THIS is the ghost town confronting residents and traders in a once-thriving part of Blackpool.
Central Drive, a former metropolis of clothes shops, convenience stores and restaurants is now a desolate street with as many as 20 shops standing empty or closed.
The recession has taken its toll with devastating effect and the street is a shadow of its former self as business struggle to cope in the economic climate.
Blackpool Council hopes the area’s fortunes will be improved with hundreds of new homes planned in the area.
Steve Hill, from Spearman’s Butchers on Central Drive, has survived as a business for 24 years and seen many others come and go.
He told The Gazette: “When I got here it was a lot busier. There were more shops, bakeries and a lot going on.
“The way the road has been developed has not helped.
“There’s less parking than there used to be and I think people don’t come here because there aren’t enough shops around.
“The only way we have kept any trade is by delivering outside the area and catering and providing food for hotels.”
Keith Cooke, 60, has worked in Threlfalls Bakery on Central Drive since he was eight and has seen the area gradually decline.
He added: “I used to have queues out the door, nine members of staff and a delivery driver taking orders out.
“Shops are closing and it isn’t as busy as it used to be and I’m selling sandwiches for 50p. If I can’t sell them for 50p then I might as well give up.
“Something needs to be done to tidy up the empty shops because this used to be a good street.”
Lisa Wellings, owner of Cakes For You on Central Drive, has called for all the empty shops to be cleared and made to look presentable.
She added: “I would like to think it could turn around here like it has been done in other areas of Blackpool.
“The council should make it a priority for the traders and it should be made to look decent.”
Kim Thomas, 47 and her husband Matthew Thomas, 51, from Ashton Road, Blackpool, have abandoned shopping on Central Drive because of the limited options.
Mrs Thomas said: “It’s a mess and has gone down a lot over the years.
“I didn’t need to go into town for anything at one point and could get it all here.
“The council should be cleaning it up and spending time on the area.”
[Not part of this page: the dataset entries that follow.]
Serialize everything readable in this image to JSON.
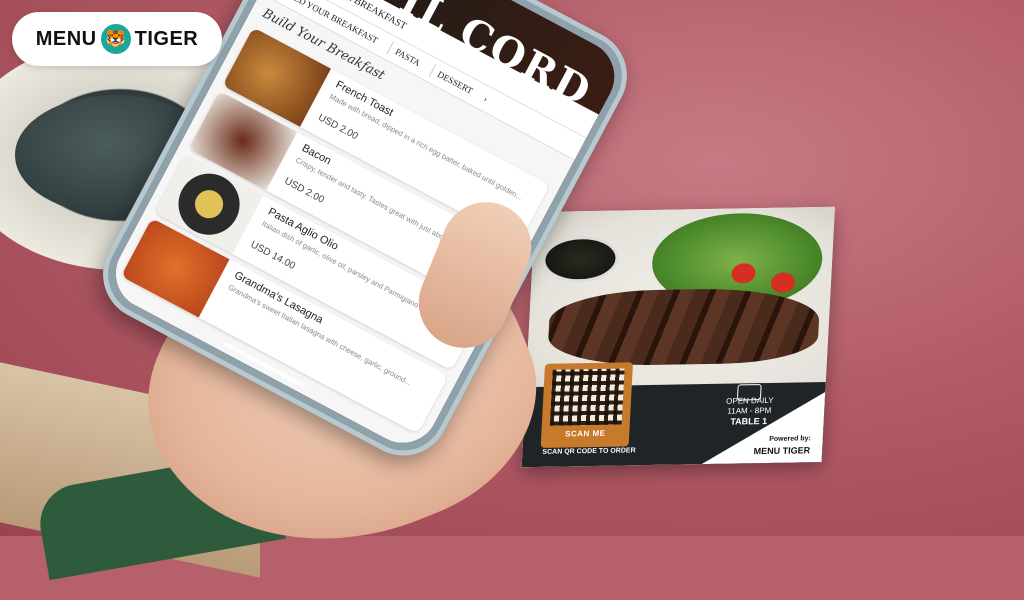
{
  "brand": {
    "left": "MENU",
    "right": "TIGER",
    "icon": "tiger-head-icon",
    "accent": "#1aa79a"
  },
  "phone": {
    "hero_title": "IL CORD",
    "header": {
      "back_icon": "chevron-left-icon",
      "label": "BUILD YOUR BREAKFAST"
    },
    "tabs": [
      "BUILD YOUR BREAKFAST",
      "PASTA",
      "DESSERT"
    ],
    "tabs_next_icon": "chevron-right-icon",
    "section_title": "Build Your Breakfast",
    "items": [
      {
        "name": "French Toast",
        "desc": "Made with bread, dipped in a rich egg batter, baked until golden...",
        "price": "USD 2.00"
      },
      {
        "name": "Bacon",
        "desc": "Crispy, tender and tasty. Tastes great with just about any other...",
        "price": "USD 2.00"
      },
      {
        "name": "Pasta Aglio Olio",
        "desc": "Italian dish of garlic, olive oil, parsley and Parmigiano Reggiano...",
        "price": "USD 14.00"
      },
      {
        "name": "Grandma's Lasagna",
        "desc": "Grandma's sweet Italian lasagna with cheese, garlic, ground...",
        "price": ""
      }
    ]
  },
  "card": {
    "scan_label": "SCAN ME",
    "scan_order": "SCAN QR CODE TO ORDER",
    "open_daily": "OPEN DAILY",
    "hours": "11AM - 8PM",
    "table": "TABLE 1",
    "powered": "Powered by:",
    "powered_brand": "MENU TIGER"
  }
}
Her husband blamed anti-social behaviour on Central Drive as a main factor for its decline.
He added: “We have been here for 19 years and it’s the old people I feel sorry for because they are nervous walking around here.
“At one point you used to hear them say ‘good morning’ and ‘how are you’, but it’s not like that any more.”
Other residents on Central Drive also expressed their unhappiness with the way the street has declined in the past few years.
Gordon Hanrahan, 34, from Rydal Avenue, added: “There are not enough shops here and those that are here are too expensive, so it’s cheaper for us to go into town.
“There’s a hell of a lot of empty shops and those which do open up close down so quickly because their life expectancy is so short.”
Bloomfield Ward Councillor Graham Cain, said: “We are focusing a lot of effort on the ways that we bring various areas around the town back up to a fairer and more prosperous level.
“What we need to do with Central Drive is bring in a real regeneration project that will bring a new spark to the local businesses.
“We are currently looking at securing a new 400 home housing development on the site just off Rigby Road, which will mean more trade for the shops and greater economic development for that area, which will relay back to the local people.”